But for me, the hardest thing to swallow remained the relatively low-key reaction to Nazir’s arrival. Think back to the entire (and entirely flawed) rationale for the Iraq war, that it’s better to “fight them over there than to fight them here.” Can you imagine the psychological panic if Osama bin Laden had been spotted strolling the aisles at Safeway? So it was tough to reconcile the muted reception and minimal manpower with the enormity of Nazir’s presence. In the scene in which Estes sells the Vice-President and a bad-acting Brody on the plan — I kept thinking Walden would almost have to smell the flop sweat on his putative running mate — I was hoping Walden would choose to echo Estes himself back when Saul showed him the suicide video: that this needs to work because otherwise everyone in power is finished forever. And so the actual plan — involving the stakeout of a diner and the desperate hope that Wes Mantooth isn’t listed as a member of Roya’s news team — seemed a little flimsy. If Quinn was willing to put a knife through Brody’s hand, couldn’t they have leaned a little more on Roya? And now that the CIA has shown its cards, hasn’t Brody’s double game been revealed? Either way, our stumbling heroes don’t have Sandman, and now they have even less time. How many more unmarked vans will Carrie have to burst out of, disappointed, before Saul — or, hell, anyone — suggests something better?

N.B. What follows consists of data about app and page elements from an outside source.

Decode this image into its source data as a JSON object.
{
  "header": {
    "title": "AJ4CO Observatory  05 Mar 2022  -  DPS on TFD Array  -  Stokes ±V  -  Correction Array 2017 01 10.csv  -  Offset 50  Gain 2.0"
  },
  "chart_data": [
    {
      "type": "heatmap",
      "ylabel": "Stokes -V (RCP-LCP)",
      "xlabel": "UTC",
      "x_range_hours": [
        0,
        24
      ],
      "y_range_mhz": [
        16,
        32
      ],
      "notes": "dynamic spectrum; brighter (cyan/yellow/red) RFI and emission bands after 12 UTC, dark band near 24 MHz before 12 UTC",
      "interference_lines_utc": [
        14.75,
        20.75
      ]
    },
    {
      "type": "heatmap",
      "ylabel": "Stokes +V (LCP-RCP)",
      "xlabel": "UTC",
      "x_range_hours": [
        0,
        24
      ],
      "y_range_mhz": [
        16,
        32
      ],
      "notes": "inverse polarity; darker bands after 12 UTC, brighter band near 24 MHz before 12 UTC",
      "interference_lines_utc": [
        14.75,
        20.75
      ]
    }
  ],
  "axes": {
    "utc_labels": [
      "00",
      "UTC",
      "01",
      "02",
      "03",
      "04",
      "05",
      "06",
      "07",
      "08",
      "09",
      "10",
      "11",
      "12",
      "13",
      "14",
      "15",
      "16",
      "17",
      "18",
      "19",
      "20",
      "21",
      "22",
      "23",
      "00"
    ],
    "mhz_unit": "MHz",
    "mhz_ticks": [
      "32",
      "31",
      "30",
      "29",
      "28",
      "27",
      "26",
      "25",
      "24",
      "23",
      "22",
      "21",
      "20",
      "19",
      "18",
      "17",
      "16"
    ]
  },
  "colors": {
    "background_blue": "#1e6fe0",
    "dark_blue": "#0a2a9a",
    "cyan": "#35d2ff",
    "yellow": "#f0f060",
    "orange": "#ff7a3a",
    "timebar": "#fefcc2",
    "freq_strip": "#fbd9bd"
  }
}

That’s why, on this Thanksgiving weekend, I was most thankful for the clever reveal of Quinn and his true intentions. The guy may have the healing factor of Wolverine and the reading list of David Simon, but at least he’s a cold-blooded professional. It was a relief to learn that no matter how many Fishtown cops he knocks up or Oscar-winning actors he pals around with, Quinn is there to clean up the mess created by all of his excitable colleagues. Contrary to Nazir, the emo imam, who believes that “each of us must decide what we can or cannot do,” Quinn long ago gave up any pretense of making his own decisions, probably around the same time he gave up creature comforts like “sheets.” They’re on different sides, but he reminds me of Tom Walker: the perfect soldier because he was willing to follow orders and pull the trigger. On Homeland, the biggest betrayer isn’t Brody, it’s the human heart. And I wonder if Peter Quinn might wind up on top for the sole reason that he no longer seems to be burdened with one.